So all we need by the start of Worlds is for Hochstein to get healthy again... for Aaron to relocate whatever sent him to the top at Skate America earlier in the season... and for Adam Rippon to keep doing what he does and add a consistent quad lutz to the mix.

Easy-peasy, right??

3) The Nagasu Mystique
It’s often a maddening thing to root for Mirai Nagasu. A high-ranking SP will beget a lackluster FS. A “pretty good” program will leave you wondering why it wasn’t a “great” program. And what seems like a showstopper performance will suddenly slam on the brakes when the judges have their say about edge calls and under-rotations. But here—kind of like at Nats, but even moreso, and without the pesky ripped-boot issues(!!)—Nagasu found her groove and skated right on with it to win silver behind Satoko Miyahara (who gave yet another pair of stunning performances). And for those of you wishing Nagasu could somehow find her way to the Worlds team from here, consider this factoid: in her nine years of competing at the senior level at Nats, Nagasu has only made ONE Worlds appearance to date (2010, where she finished 7th).           
4)Falls from Grace(ee).
I know that’s not how you spell her first name, but I guess I drew the short straw this time for having some headline fun with part of her name. Anyway, Gracie Gold’s downright miserable SP (and some subsequent references to her “not feeling fully prepared” for 4CC) leave one to wonder a number of things about this event. Anything from Will the timing of this competition EVER line up well with U.S. Nationals? To timing-schmiming; will Gracie EVER skate well enough long enough to build up any international momentum? I’m glad she rallied as well as she did in the FS, and I don’t really see this affecting what she does at Worlds (after all, she has yet to make it to the 4CC podium in three attempts). All I’m saying is that if the top U.S. ladies could just take a sip or two from the Mirahara (or Medvedeva, for that matter) Well of Consistency, that would be GREAT.    

5) All the highest-ranked U.S. skaters faltered, except...
Now let's see... Gold had a miserable SP, Aaron had a handful of miserable mistakes scattered across his programs, and Kayne/O’Shea were ill-at-ease all event long (or, we learned later, just plain ill in Tarah Kayne’s case). The exception to this year’s 4CC rule? The Shib Sibs, of course. I say “of course” because they appear to be riding a wave unlike any they’ve seen since maybe their first season as seniors. They did more here than hold their own; more than defeat Chock/Bates again... they defeated EVERYONE, giving Canada’s Weaver/Poje (who won bronze, behind Shibs and C/B) a disappointing end to what had to be an unsettling week... you’ve heard that Virtue/Moir plan to return to competition next year, right?
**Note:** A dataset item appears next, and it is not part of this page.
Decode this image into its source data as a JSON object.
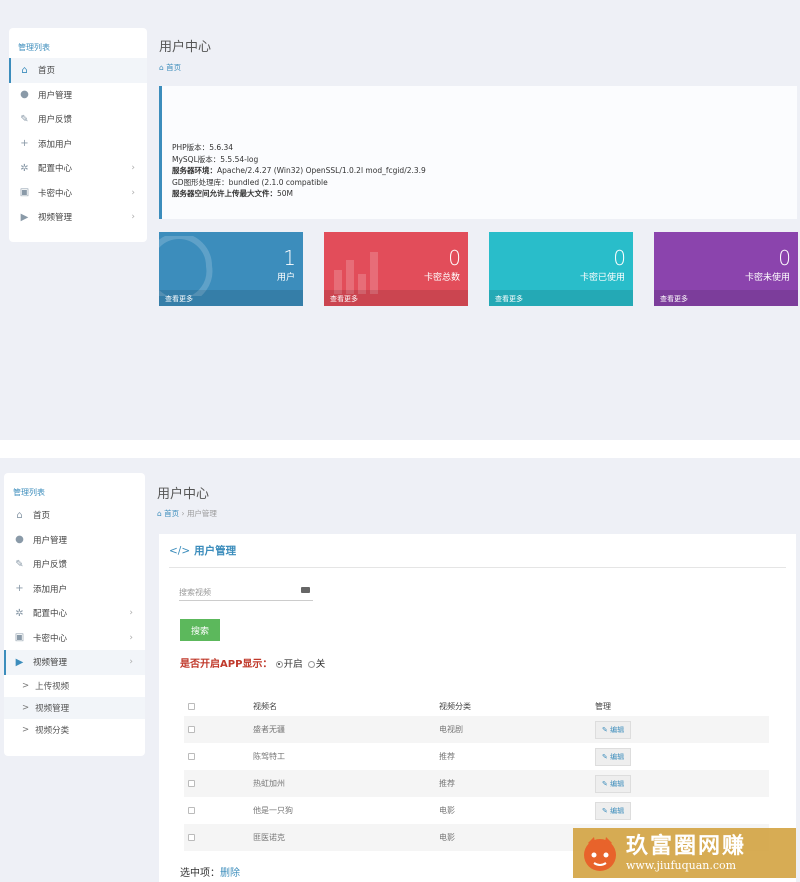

I wouldn’t have said this with much confidence in December, but can Maia and Alex be anything BUT Worlds podium contenders now?